Records from a data source:
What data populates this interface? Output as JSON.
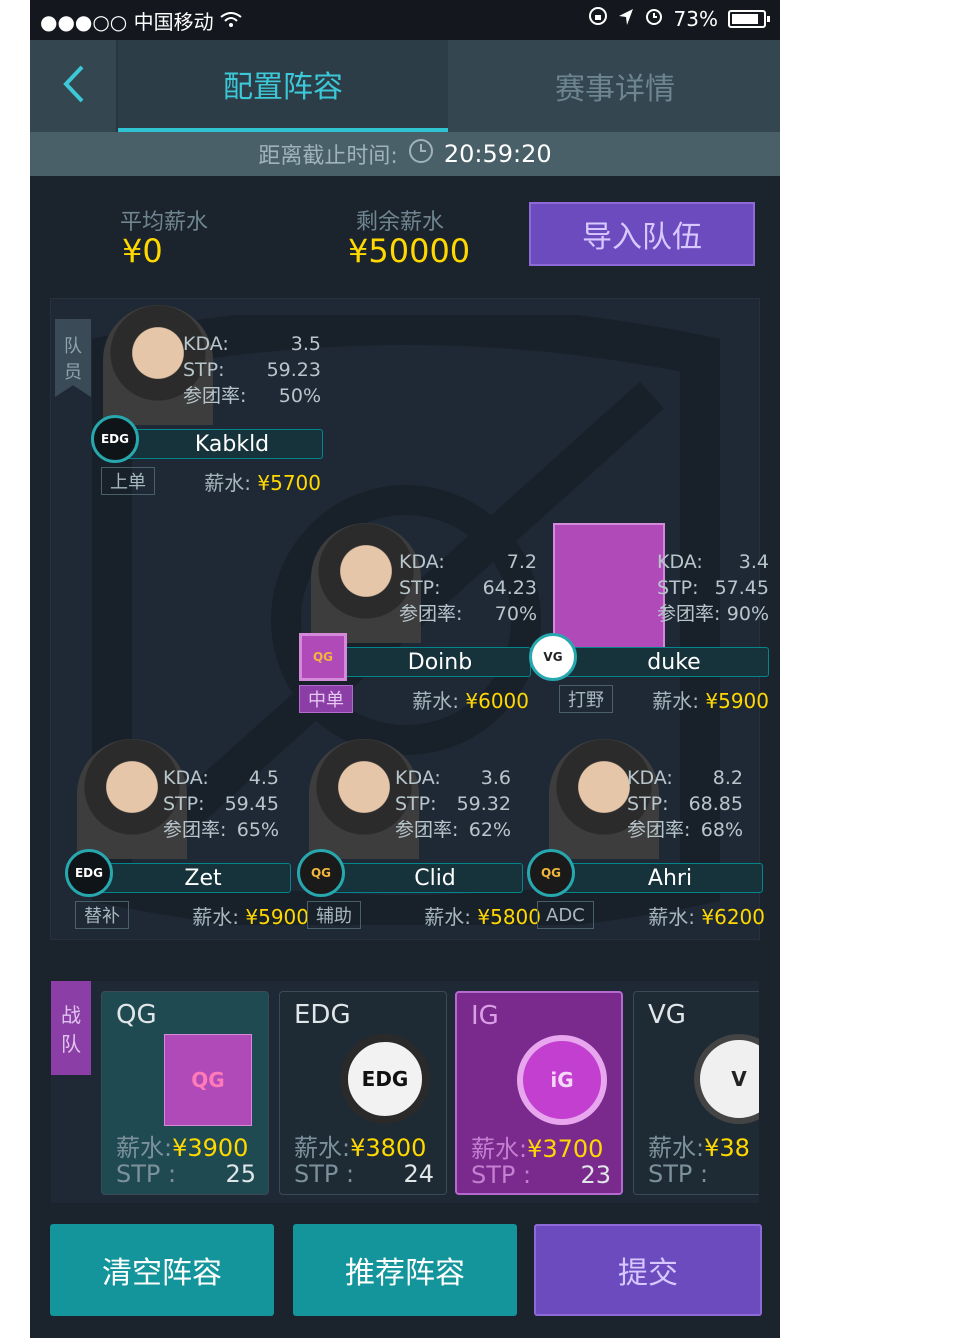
{
  "statusbar": {
    "carrier": "●●●○○ 中国移动",
    "battery": "73%"
  },
  "nav": {
    "tab_config": "配置阵容",
    "tab_details": "赛事详情"
  },
  "deadline": {
    "label": "距离截止时间:",
    "time": "20:59:20"
  },
  "salary": {
    "avg_label": "平均薪水",
    "avg_value": "¥0",
    "remain_label": "剩余薪水",
    "remain_value": "¥50000",
    "import_button": "导入队伍"
  },
  "team_tag": [
    "队",
    "员"
  ],
  "players": [
    {
      "name": "Kabkld",
      "kda": "3.5",
      "stp": "59.23",
      "participation": "50%",
      "role": "上单",
      "salary": "¥5700",
      "team_logo": "EDG"
    },
    {
      "name": "Doinb",
      "kda": "7.2",
      "stp": "64.23",
      "participation": "70%",
      "role": "中单",
      "salary": "¥6000",
      "team_logo": "QG"
    },
    {
      "name": "duke",
      "kda": "3.4",
      "stp": "57.45",
      "participation": "90%",
      "role": "打野",
      "salary": "¥5900",
      "team_logo": "VG"
    },
    {
      "name": "Zet",
      "kda": "4.5",
      "stp": "59.45",
      "participation": "65%",
      "role": "替补",
      "salary": "¥5900",
      "team_logo": "EDG"
    },
    {
      "name": "Clid",
      "kda": "3.6",
      "stp": "59.32",
      "participation": "62%",
      "role": "辅助",
      "salary": "¥5800",
      "team_logo": "QG"
    },
    {
      "name": "Ahri",
      "kda": "8.2",
      "stp": "68.85",
      "participation": "68%",
      "role": "ADC",
      "salary": "¥6200",
      "team_logo": "QG"
    }
  ],
  "stat_labels": {
    "kda": "KDA:",
    "stp": "STP:",
    "participation": "参团率:",
    "salary": "薪水:"
  },
  "teams_tag": [
    "战",
    "队"
  ],
  "teams": [
    {
      "name": "QG",
      "salary": "¥3900",
      "stp": "25"
    },
    {
      "name": "EDG",
      "salary": "¥3800",
      "stp": "24"
    },
    {
      "name": "IG",
      "salary": "¥3700",
      "stp": "23"
    },
    {
      "name": "VG",
      "salary": "¥38",
      "stp": ""
    }
  ],
  "team_labels": {
    "salary": "薪水:",
    "stp": "STP :"
  },
  "buttons": {
    "clear": "清空阵容",
    "recommend": "推荐阵容",
    "submit": "提交"
  }
}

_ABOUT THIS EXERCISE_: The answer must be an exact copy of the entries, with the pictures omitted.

_ANSWER TO THIS PROBLEM_:
What data populates this interface? Output as JSON.
{
  "statusbar": {
    "carrier": "●●●○○ 中国移动",
    "battery": "73%"
  },
  "nav": {
    "tab_config": "配置阵容",
    "tab_details": "赛事详情"
  },
  "deadline": {
    "label": "距离截止时间:",
    "time": "20:59:20"
  },
  "salary": {
    "avg_label": "平均薪水",
    "avg_value": "¥0",
    "remain_label": "剩余薪水",
    "remain_value": "¥50000",
    "import_button": "导入队伍"
  },
  "team_tag": [
    "队",
    "员"
  ],
  "players": [
    {
      "name": "Kabkld",
      "kda": "3.5",
      "stp": "59.23",
      "participation": "50%",
      "role": "上单",
      "salary": "¥5700",
      "team_logo": "EDG"
    },
    {
      "name": "Doinb",
      "kda": "7.2",
      "stp": "64.23",
      "participation": "70%",
      "role": "中单",
      "salary": "¥6000",
      "team_logo": "QG"
    },
    {
      "name": "duke",
      "kda": "3.4",
      "stp": "57.45",
      "participation": "90%",
      "role": "打野",
      "salary": "¥5900",
      "team_logo": "VG"
    },
    {
      "name": "Zet",
      "kda": "4.5",
      "stp": "59.45",
      "participation": "65%",
      "role": "替补",
      "salary": "¥5900",
      "team_logo": "EDG"
    },
    {
      "name": "Clid",
      "kda": "3.6",
      "stp": "59.32",
      "participation": "62%",
      "role": "辅助",
      "salary": "¥5800",
      "team_logo": "QG"
    },
    {
      "name": "Ahri",
      "kda": "8.2",
      "stp": "68.85",
      "participation": "68%",
      "role": "ADC",
      "salary": "¥6200",
      "team_logo": "QG"
    }
  ],
  "stat_labels": {
    "kda": "KDA:",
    "stp": "STP:",
    "participation": "参团率:",
    "salary": "薪水:"
  },
  "teams_tag": [
    "战",
    "队"
  ],
  "teams": [
    {
      "name": "QG",
      "salary": "¥3900",
      "stp": "25"
    },
    {
      "name": "EDG",
      "salary": "¥3800",
      "stp": "24"
    },
    {
      "name": "IG",
      "salary": "¥3700",
      "stp": "23"
    },
    {
      "name": "VG",
      "salary": "¥38",
      "stp": ""
    }
  ],
  "team_labels": {
    "salary": "薪水:",
    "stp": "STP :"
  },
  "buttons": {
    "clear": "清空阵容",
    "recommend": "推荐阵容",
    "submit": "提交"
  }
}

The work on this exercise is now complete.